** INFORMATION GIVEN follows **

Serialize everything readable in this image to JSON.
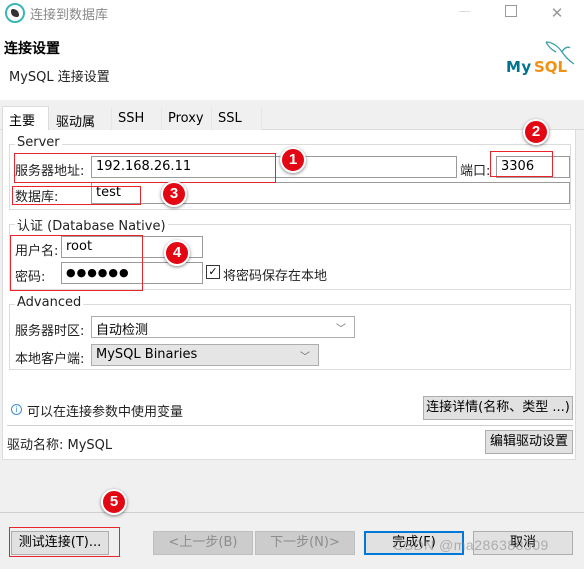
{
  "window": {
    "title": "连接到数据库",
    "icon": "dbeaver-beaver-icon",
    "controls": {
      "minimize": "—",
      "maximize": "☐",
      "close": "✕"
    }
  },
  "header": {
    "title": "连接设置",
    "subtitle": "MySQL 连接设置",
    "logo": {
      "my": "My",
      "sql": "SQL",
      "colors": {
        "my": "#00758f",
        "sql": "#f29111"
      }
    }
  },
  "tabs": [
    {
      "label": "主要",
      "active": true
    },
    {
      "label": "驱动属性",
      "active": false
    },
    {
      "label": "SSH",
      "active": false
    },
    {
      "label": "Proxy",
      "active": false
    },
    {
      "label": "SSL",
      "active": false
    }
  ],
  "server": {
    "group_label": "Server",
    "host_label": "服务器地址:",
    "host_value": "192.168.26.11",
    "port_label": "端口:",
    "port_value": "3306",
    "database_label": "数据库:",
    "database_value": "test"
  },
  "auth": {
    "group_label": "认证 (Database Native)",
    "user_label": "用户名:",
    "user_value": "root",
    "password_label": "密码:",
    "password_value": "●●●●●●",
    "save_password_label": "将密码保存在本地",
    "save_password_checked": true,
    "check_mark": "✓"
  },
  "advanced": {
    "group_label": "Advanced",
    "timezone_label": "服务器时区:",
    "timezone_value": "自动检测",
    "client_label": "本地客户端:",
    "client_value": "MySQL Binaries",
    "chevron": "﹀"
  },
  "info": {
    "icon_glyph": "i",
    "text": "可以在连接参数中使用变量",
    "details_button": "连接详情(名称、类型 ...)"
  },
  "driver": {
    "label": "驱动名称: MySQL",
    "edit_button": "编辑驱动设置"
  },
  "footer": {
    "test_button": "测试连接(T)...",
    "back_button": "<上一步(B)",
    "next_button": "下一步(N)>",
    "finish_button": "完成(F)",
    "cancel_button": "取消"
  },
  "annotations": {
    "badges": [
      "1",
      "2",
      "3",
      "4",
      "5"
    ],
    "highlight_color": "#e8242c",
    "badge_color": "#e30613"
  },
  "watermark": "CSDN @ma286388309"
}
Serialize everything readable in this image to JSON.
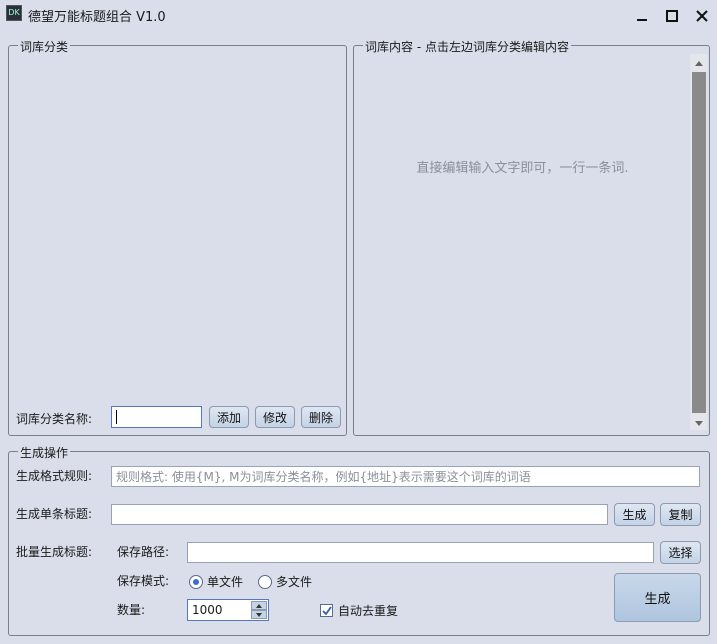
{
  "window": {
    "title": "德望万能标题组合 V1.0",
    "icon_text": "DK"
  },
  "left_panel": {
    "title": "词库分类",
    "name_label": "词库分类名称:",
    "name_value": "",
    "add_label": "添加",
    "edit_label": "修改",
    "delete_label": "删除"
  },
  "right_panel": {
    "title": "词库内容 - 点击左边词库分类编辑内容",
    "hint": "直接编辑输入文字即可，一行一条词."
  },
  "generate": {
    "title": "生成操作",
    "format_label": "生成格式规则:",
    "format_placeholder": "规则格式: 使用{M}, M为词库分类名称，例如{地址}表示需要这个词库的词语",
    "single_label": "生成单条标题:",
    "single_value": "",
    "single_generate_label": "生成",
    "copy_label": "复制",
    "batch_label": "批量生成标题:",
    "save_path_label": "保存路径:",
    "save_path_value": "",
    "choose_label": "选择",
    "save_mode_label": "保存模式:",
    "mode_single_label": "单文件",
    "mode_multi_label": "多文件",
    "mode_selected": "单文件",
    "count_label": "数量:",
    "count_value": "1000",
    "dedupe_label": "自动去重复",
    "dedupe_checked": true,
    "big_generate_label": "生成"
  },
  "colors": {
    "background": "#d9deea",
    "button": "#c4d3e6",
    "scrollbar_thumb": "#8a8a8a"
  }
}
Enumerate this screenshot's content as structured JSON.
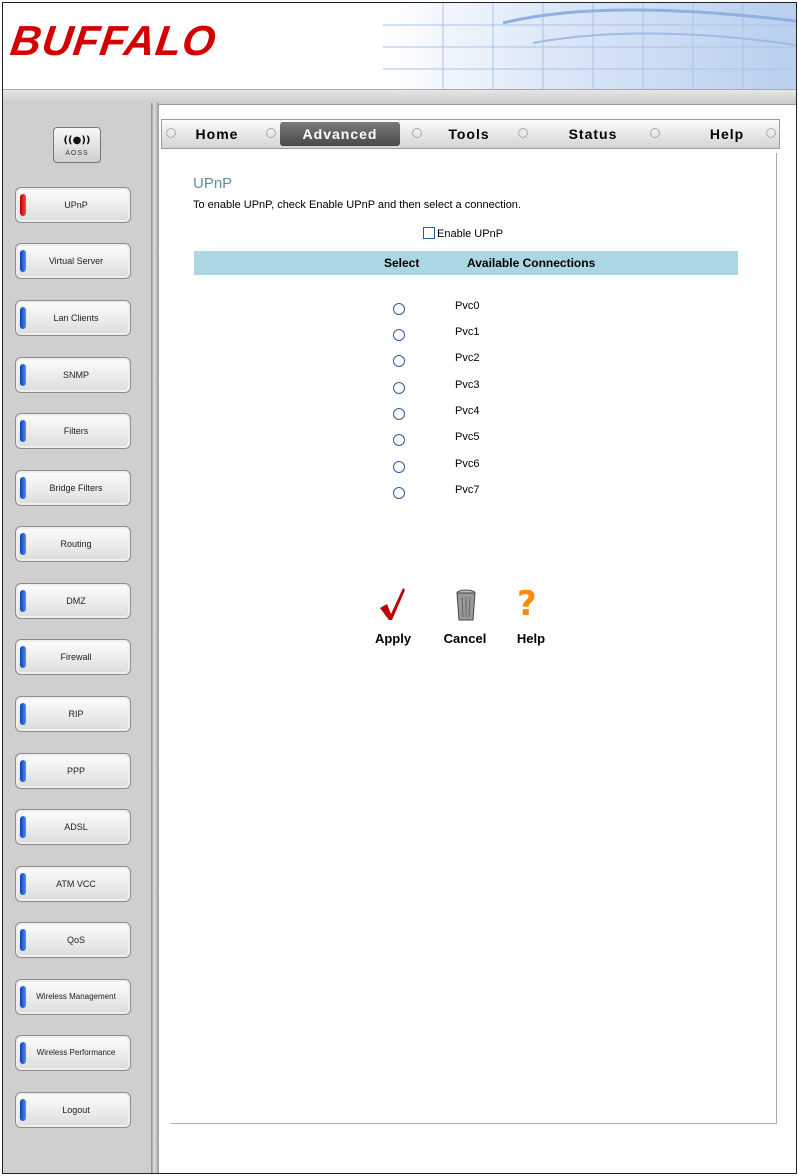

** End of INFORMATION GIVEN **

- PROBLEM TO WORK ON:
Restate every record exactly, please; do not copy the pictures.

- ANSWER TO THIS PROBLEM:
Serialize everything readable in this image to JSON.
{
  "window": {
    "title": "连接到数据库",
    "icon": "dbeaver-beaver-icon",
    "controls": {
      "minimize": "—",
      "maximize": "☐",
      "close": "✕"
    }
  },
  "header": {
    "title": "连接设置",
    "subtitle": "MySQL 连接设置",
    "logo": {
      "my": "My",
      "sql": "SQL",
      "colors": {
        "my": "#00758f",
        "sql": "#f29111"
      }
    }
  },
  "tabs": [
    {
      "label": "主要",
      "active": true
    },
    {
      "label": "驱动属性",
      "active": false
    },
    {
      "label": "SSH",
      "active": false
    },
    {
      "label": "Proxy",
      "active": false
    },
    {
      "label": "SSL",
      "active": false
    }
  ],
  "server": {
    "group_label": "Server",
    "host_label": "服务器地址:",
    "host_value": "192.168.26.11",
    "port_label": "端口:",
    "port_value": "3306",
    "database_label": "数据库:",
    "database_value": "test"
  },
  "auth": {
    "group_label": "认证 (Database Native)",
    "user_label": "用户名:",
    "user_value": "root",
    "password_label": "密码:",
    "password_value": "●●●●●●",
    "save_password_label": "将密码保存在本地",
    "save_password_checked": true,
    "check_mark": "✓"
  },
  "advanced": {
    "group_label": "Advanced",
    "timezone_label": "服务器时区:",
    "timezone_value": "自动检测",
    "client_label": "本地客户端:",
    "client_value": "MySQL Binaries",
    "chevron": "﹀"
  },
  "info": {
    "icon_glyph": "i",
    "text": "可以在连接参数中使用变量",
    "details_button": "连接详情(名称、类型 ...)"
  },
  "driver": {
    "label": "驱动名称: MySQL",
    "edit_button": "编辑驱动设置"
  },
  "footer": {
    "test_button": "测试连接(T)...",
    "back_button": "<上一步(B)",
    "next_button": "下一步(N)>",
    "finish_button": "完成(F)",
    "cancel_button": "取消"
  },
  "annotations": {
    "badges": [
      "1",
      "2",
      "3",
      "4",
      "5"
    ],
    "highlight_color": "#e8242c",
    "badge_color": "#e30613"
  },
  "watermark": "CSDN @ma286388309"
}
Serialize everything readable in this image to JSON.
{
  "window": {
    "title": "德望万能标题组合 V1.0",
    "icon_text": "DK"
  },
  "left_panel": {
    "title": "词库分类",
    "name_label": "词库分类名称:",
    "name_value": "",
    "add_label": "添加",
    "edit_label": "修改",
    "delete_label": "删除"
  },
  "right_panel": {
    "title": "词库内容 - 点击左边词库分类编辑内容",
    "hint": "直接编辑输入文字即可，一行一条词."
  },
  "generate": {
    "title": "生成操作",
    "format_label": "生成格式规则:",
    "format_placeholder": "规则格式: 使用{M}, M为词库分类名称，例如{地址}表示需要这个词库的词语",
    "single_label": "生成单条标题:",
    "single_value": "",
    "single_generate_label": "生成",
    "copy_label": "复制",
    "batch_label": "批量生成标题:",
    "save_path_label": "保存路径:",
    "save_path_value": "",
    "choose_label": "选择",
    "save_mode_label": "保存模式:",
    "mode_single_label": "单文件",
    "mode_multi_label": "多文件",
    "mode_selected": "单文件",
    "count_label": "数量:",
    "count_value": "1000",
    "dedupe_label": "自动去重复",
    "dedupe_checked": true,
    "big_generate_label": "生成"
  },
  "colors": {
    "background": "#d9deea",
    "button": "#c4d3e6",
    "scrollbar_thumb": "#8a8a8a"
  }
}
Enumerate this screenshot's content as structured JSON.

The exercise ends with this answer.